===== DATA EXCERPTS =====

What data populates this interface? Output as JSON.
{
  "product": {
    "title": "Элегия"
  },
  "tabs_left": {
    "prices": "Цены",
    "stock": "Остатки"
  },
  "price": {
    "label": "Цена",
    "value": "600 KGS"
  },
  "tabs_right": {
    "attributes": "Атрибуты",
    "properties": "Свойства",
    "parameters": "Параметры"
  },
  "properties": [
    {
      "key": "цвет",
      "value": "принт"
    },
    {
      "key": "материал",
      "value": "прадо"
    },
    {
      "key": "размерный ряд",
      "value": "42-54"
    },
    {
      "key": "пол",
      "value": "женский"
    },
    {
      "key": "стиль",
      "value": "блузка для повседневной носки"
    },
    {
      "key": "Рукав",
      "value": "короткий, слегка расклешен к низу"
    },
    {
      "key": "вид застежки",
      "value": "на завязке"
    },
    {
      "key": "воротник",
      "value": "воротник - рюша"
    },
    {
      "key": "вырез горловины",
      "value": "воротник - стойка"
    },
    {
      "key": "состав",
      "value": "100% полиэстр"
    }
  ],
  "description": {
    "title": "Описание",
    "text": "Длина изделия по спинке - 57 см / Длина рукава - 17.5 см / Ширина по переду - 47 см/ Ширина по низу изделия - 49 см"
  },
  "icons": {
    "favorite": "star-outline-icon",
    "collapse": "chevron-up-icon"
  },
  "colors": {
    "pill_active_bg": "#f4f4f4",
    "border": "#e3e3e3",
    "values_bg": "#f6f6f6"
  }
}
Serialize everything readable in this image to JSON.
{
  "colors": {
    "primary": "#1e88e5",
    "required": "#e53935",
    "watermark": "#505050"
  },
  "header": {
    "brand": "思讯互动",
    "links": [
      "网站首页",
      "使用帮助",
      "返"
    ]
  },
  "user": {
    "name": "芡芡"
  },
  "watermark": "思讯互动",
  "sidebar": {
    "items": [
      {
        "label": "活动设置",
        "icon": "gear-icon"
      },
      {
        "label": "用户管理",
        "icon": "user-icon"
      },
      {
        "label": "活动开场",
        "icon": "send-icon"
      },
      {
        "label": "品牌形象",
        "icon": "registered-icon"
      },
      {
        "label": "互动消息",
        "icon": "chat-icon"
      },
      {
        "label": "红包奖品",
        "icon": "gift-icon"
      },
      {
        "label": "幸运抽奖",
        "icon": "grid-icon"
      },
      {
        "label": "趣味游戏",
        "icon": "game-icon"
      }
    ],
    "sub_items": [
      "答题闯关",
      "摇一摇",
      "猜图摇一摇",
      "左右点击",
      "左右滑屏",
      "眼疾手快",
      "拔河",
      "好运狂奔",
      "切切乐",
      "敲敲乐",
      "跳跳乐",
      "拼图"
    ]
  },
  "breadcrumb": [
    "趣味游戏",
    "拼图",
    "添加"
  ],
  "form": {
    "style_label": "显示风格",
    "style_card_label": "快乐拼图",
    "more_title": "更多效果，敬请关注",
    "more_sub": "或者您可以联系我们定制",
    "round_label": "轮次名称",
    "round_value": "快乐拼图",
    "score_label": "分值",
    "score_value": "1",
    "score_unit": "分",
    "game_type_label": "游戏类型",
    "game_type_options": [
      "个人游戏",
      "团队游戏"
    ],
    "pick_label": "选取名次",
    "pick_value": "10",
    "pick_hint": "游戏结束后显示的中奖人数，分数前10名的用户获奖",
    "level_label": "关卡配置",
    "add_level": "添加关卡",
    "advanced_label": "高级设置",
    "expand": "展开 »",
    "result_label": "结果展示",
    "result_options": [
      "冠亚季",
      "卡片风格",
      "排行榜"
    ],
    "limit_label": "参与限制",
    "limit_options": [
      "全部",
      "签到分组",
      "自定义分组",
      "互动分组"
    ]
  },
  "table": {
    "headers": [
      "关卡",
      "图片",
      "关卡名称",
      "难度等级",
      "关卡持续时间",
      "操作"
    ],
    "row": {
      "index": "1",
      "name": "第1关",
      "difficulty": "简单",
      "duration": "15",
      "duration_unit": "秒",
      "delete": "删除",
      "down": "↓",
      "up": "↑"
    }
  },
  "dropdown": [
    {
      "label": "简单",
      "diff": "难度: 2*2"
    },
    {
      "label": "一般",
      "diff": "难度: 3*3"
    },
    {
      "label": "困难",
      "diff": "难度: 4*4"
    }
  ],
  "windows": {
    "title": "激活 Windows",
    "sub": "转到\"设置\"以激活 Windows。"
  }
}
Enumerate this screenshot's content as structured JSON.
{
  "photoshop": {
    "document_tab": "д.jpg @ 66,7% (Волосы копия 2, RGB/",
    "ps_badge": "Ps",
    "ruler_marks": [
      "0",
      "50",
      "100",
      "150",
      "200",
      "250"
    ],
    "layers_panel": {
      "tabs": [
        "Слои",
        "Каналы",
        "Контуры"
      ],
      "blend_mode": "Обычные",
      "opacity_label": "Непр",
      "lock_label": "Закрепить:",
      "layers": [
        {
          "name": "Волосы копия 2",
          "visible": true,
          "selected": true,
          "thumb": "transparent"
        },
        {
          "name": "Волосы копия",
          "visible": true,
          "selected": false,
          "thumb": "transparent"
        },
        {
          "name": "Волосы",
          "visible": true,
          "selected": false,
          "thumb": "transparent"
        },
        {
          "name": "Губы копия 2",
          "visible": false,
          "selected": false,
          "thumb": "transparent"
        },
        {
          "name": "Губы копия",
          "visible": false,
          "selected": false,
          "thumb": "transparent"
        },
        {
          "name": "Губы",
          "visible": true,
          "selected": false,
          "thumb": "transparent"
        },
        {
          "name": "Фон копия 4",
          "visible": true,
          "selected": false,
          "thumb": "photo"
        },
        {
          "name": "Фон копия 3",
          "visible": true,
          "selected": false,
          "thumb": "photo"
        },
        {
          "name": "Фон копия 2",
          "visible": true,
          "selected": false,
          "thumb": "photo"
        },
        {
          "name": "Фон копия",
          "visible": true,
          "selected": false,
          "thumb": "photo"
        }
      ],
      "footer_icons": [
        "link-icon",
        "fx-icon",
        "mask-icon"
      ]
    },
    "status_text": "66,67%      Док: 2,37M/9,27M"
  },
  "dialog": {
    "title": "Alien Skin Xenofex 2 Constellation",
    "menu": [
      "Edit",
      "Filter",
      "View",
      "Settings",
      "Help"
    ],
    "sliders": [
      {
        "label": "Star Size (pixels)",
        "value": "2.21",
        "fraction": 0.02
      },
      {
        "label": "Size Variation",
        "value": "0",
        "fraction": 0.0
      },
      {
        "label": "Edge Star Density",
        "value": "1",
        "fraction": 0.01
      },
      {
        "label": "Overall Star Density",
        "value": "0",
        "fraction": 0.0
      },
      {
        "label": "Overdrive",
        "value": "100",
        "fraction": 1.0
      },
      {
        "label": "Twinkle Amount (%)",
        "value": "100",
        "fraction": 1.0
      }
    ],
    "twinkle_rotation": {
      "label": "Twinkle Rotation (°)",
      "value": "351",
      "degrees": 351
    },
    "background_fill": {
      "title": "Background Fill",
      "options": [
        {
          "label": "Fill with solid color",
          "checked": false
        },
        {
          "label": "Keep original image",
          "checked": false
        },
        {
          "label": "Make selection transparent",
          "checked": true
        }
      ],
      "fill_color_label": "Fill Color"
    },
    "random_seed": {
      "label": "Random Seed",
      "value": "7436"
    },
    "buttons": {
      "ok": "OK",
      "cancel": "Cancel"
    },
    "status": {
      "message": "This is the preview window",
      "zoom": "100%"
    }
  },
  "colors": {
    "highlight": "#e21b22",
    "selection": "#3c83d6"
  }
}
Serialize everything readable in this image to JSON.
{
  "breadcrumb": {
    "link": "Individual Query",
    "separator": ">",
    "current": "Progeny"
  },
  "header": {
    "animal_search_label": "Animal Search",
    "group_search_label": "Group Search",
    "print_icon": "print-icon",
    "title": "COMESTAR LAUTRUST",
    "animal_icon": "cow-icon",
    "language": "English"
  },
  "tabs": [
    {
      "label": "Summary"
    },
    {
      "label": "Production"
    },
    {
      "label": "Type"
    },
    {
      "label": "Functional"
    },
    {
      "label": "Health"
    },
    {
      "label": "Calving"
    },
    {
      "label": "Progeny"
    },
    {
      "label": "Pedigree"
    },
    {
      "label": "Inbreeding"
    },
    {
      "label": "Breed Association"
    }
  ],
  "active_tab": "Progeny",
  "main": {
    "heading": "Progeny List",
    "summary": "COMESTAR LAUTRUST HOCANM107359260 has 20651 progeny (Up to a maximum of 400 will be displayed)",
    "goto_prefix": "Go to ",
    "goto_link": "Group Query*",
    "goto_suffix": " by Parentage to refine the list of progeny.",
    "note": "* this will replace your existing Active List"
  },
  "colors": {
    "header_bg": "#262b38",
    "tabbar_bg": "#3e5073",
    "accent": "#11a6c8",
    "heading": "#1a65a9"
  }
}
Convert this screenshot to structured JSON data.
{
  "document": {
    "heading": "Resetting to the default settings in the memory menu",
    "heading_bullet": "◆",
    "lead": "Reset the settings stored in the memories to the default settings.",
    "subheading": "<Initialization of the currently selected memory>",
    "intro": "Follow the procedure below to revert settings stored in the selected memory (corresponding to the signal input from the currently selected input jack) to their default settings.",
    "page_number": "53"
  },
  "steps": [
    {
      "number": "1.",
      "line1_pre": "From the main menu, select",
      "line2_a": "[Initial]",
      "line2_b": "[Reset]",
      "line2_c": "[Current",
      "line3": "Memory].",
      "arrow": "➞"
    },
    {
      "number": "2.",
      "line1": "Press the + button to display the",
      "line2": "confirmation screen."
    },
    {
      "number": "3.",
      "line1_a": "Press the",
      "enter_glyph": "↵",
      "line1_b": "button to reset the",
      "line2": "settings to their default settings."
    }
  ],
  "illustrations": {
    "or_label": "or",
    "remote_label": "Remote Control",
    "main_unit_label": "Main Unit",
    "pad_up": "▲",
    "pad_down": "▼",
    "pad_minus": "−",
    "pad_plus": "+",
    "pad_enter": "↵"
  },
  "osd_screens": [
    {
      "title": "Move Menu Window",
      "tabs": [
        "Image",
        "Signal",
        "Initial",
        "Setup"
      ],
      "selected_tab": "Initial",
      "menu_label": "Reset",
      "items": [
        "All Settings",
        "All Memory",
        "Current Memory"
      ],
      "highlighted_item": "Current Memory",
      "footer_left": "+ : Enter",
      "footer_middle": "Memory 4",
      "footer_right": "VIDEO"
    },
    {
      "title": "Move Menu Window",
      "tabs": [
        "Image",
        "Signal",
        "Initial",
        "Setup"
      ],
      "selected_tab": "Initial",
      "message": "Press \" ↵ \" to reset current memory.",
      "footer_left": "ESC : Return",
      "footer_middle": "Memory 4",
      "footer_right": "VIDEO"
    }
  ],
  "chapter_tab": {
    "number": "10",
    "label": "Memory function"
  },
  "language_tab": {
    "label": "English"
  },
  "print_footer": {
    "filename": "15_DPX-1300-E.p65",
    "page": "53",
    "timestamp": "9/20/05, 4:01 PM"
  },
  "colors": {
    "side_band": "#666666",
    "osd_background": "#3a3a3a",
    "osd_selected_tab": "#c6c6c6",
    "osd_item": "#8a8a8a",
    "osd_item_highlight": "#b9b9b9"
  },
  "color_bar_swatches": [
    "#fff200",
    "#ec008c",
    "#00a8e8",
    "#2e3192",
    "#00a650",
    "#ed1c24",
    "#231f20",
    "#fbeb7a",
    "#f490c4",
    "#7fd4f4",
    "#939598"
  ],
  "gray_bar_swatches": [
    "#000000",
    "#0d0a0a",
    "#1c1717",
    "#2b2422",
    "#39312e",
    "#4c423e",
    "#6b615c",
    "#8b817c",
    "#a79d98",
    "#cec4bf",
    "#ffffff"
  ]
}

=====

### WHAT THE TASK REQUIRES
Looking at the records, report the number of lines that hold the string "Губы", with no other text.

### ANSWER TO THIS EXERCISE
3